• Ida Haubart Lund-Larsen
4. term, Global Refugee Studies, Master (Master Programme)
In this project I investigate the relationship between the private security industry and the European Commission to reveal how the influence of commercial actors have taken part in shaping the Migration & Border Management and Security & Defence budgets within the next multi- annual financial framework (MFF) spanning the next seven years from 2021 to 2027, and currently being negotiated between the EU institutions. I have used this long-term budget as a case of analysis to show how immigration is administratively treated as a security issue within the EU Commission.
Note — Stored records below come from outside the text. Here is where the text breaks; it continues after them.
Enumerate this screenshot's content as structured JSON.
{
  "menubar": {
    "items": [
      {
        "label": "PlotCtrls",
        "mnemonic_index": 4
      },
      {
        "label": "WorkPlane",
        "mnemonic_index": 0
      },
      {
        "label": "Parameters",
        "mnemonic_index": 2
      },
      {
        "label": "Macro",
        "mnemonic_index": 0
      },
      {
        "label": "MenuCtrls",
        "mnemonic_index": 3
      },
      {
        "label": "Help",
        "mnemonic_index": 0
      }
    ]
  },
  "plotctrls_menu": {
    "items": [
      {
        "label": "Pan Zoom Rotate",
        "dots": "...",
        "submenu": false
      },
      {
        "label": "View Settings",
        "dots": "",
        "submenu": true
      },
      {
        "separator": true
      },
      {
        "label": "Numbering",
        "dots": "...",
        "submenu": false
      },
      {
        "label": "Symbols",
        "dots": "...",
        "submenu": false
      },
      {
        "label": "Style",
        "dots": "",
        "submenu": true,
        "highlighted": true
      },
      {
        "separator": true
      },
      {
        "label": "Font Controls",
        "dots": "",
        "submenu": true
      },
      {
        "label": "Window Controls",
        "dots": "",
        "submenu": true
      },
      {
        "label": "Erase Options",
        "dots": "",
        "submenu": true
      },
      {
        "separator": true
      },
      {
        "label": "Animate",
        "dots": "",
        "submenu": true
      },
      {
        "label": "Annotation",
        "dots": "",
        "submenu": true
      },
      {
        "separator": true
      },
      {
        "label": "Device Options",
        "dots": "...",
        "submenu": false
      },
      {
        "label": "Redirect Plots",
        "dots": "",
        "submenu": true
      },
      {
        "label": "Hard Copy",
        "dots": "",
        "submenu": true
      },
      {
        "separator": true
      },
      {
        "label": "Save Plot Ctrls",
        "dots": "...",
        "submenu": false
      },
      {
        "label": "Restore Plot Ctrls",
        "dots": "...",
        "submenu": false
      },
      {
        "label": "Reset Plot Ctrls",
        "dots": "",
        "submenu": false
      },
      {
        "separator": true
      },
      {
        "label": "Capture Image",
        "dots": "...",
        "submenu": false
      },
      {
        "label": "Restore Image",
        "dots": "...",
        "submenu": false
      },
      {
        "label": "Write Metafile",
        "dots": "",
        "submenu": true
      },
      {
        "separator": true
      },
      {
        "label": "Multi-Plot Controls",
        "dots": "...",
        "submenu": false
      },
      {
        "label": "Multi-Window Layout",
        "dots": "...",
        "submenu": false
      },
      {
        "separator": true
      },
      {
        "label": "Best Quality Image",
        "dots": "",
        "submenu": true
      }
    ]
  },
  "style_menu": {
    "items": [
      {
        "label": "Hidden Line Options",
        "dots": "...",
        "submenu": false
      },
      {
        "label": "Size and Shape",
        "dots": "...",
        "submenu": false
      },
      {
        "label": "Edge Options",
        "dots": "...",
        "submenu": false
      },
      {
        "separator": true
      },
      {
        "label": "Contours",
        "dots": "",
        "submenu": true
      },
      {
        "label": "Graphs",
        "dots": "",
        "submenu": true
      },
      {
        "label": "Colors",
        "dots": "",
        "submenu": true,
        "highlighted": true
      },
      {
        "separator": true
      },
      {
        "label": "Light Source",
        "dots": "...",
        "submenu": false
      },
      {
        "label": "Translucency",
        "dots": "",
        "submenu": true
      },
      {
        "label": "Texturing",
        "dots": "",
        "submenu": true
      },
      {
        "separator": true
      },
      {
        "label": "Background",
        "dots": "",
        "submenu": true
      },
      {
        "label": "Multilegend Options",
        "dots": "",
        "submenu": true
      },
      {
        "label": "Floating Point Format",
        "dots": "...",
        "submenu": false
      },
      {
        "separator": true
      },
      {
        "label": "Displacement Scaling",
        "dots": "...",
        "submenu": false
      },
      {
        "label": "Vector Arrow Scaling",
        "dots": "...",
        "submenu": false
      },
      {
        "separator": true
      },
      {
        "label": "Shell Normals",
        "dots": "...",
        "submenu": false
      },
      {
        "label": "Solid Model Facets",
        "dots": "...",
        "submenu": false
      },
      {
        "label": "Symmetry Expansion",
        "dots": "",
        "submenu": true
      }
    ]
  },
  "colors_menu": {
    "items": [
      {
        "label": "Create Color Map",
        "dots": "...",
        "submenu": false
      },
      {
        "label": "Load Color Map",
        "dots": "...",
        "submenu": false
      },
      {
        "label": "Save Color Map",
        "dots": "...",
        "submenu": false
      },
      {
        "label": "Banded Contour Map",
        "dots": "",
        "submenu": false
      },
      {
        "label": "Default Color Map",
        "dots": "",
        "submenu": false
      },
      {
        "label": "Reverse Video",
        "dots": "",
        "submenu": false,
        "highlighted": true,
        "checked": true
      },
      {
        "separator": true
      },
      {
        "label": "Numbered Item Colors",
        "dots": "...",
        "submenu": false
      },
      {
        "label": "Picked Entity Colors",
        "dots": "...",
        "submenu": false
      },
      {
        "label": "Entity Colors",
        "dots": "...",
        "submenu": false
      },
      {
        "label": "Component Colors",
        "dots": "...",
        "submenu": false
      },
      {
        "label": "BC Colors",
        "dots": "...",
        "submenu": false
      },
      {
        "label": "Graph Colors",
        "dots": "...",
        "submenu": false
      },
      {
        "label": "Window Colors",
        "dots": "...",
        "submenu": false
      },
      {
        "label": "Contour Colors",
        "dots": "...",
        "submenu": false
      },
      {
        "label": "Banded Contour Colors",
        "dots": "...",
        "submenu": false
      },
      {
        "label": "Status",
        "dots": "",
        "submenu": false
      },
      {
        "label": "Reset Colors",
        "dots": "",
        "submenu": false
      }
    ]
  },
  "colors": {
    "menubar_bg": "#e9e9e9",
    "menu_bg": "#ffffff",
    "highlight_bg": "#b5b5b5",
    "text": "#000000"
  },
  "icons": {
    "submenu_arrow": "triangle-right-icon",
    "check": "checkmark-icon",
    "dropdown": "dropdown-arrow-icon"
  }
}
By applying the theoretical lens of the Paris School of security, as presented by the scholars Didier Bigo and Jef Huysmans, I argue that the EU Commission as well as the private security industry frame immigration as an existential threat through discursive and institutional practices and therefore neglect a refugee perspective, which impairs a humanitarian response. Critically questioning the securitization perspective, I further argue that the securitization of immigration is not a process where the end goal is to exclude and criminalize immigrants and militarize borders alone, it is more so part of a broader economic scheme to create and sustain a lucrative and competitive single market within the European Union, which further investment in the private security industry can provide. The project is inspired and motivated by having spent five months in Brussels interning in the European Parliament, where I was both an observer and participant of lobbyism: an ever-present practice, which happens both publicly and behind the scenes. To frame my ethnographic findings, concepts from Irving Goffman’s performance theory is used. This inside experience has given me access and insight to how the lines between public institutions and private interests are blurred and ultimately how policy is in influenced within the EU. I will use these observations in parallel with an investigation of how the private security companies lobby and form relationships with policy makers, in order to maintain their influential positions. This I argue is the result of a process of neoliberalization and market logic, which allows private actors to both be advisors and merchants to the EU.
Publication date15 Oct 2020
Number of pages68
ID: 381848017